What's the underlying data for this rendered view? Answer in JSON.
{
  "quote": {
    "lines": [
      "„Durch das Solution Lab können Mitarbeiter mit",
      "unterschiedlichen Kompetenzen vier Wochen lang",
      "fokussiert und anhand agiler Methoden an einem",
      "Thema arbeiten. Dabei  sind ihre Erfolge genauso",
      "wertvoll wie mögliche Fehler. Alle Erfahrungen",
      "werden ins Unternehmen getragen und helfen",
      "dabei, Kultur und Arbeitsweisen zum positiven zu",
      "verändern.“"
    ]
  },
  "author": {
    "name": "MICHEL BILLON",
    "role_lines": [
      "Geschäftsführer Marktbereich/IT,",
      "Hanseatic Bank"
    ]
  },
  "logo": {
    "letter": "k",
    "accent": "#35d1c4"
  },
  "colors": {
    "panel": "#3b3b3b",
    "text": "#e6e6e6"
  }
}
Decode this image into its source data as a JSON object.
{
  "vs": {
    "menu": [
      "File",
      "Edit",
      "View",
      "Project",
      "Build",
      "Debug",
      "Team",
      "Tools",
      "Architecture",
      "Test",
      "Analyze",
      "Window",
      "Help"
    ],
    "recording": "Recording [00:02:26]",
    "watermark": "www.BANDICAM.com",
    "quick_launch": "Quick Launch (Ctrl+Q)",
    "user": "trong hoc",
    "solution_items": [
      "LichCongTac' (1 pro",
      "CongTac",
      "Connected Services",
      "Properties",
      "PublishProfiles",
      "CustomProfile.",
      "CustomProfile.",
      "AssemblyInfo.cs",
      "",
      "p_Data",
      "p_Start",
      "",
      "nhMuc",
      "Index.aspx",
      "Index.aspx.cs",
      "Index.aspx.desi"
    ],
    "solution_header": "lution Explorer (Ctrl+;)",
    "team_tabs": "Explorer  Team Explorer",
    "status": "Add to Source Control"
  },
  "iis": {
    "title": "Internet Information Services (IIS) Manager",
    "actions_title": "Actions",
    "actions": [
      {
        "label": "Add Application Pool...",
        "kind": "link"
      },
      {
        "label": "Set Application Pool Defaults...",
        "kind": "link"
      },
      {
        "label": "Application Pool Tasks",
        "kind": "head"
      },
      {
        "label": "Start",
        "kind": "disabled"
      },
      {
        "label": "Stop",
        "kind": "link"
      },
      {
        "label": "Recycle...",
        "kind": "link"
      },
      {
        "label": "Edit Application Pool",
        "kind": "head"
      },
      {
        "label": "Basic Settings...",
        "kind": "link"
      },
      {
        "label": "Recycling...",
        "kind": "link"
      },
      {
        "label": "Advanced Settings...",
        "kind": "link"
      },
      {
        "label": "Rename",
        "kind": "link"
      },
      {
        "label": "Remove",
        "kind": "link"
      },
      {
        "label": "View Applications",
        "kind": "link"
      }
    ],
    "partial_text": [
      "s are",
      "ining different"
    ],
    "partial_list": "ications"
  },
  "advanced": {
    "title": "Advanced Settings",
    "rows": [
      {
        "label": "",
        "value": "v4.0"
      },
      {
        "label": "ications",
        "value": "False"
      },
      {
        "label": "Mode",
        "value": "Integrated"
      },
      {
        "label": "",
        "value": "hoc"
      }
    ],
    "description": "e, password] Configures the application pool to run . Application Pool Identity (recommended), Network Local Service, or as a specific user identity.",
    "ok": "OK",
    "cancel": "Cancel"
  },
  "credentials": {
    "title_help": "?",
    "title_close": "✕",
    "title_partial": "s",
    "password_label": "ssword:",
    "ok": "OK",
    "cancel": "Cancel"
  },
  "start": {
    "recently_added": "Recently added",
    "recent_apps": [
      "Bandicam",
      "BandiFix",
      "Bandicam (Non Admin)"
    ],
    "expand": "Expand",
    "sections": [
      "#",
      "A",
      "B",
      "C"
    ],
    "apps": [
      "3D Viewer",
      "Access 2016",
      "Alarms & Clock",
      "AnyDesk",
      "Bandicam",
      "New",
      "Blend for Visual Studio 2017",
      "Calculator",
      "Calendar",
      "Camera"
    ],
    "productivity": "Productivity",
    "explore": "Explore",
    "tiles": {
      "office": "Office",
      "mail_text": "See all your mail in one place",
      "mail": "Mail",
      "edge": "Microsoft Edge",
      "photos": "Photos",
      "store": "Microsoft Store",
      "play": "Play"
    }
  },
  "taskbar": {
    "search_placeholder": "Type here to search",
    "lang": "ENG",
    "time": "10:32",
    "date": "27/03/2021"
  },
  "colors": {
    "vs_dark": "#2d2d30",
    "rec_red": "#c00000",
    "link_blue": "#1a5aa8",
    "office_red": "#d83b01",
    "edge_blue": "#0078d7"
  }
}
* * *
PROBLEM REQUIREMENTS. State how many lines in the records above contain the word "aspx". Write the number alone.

REPLY TO THE EXERCISE. 3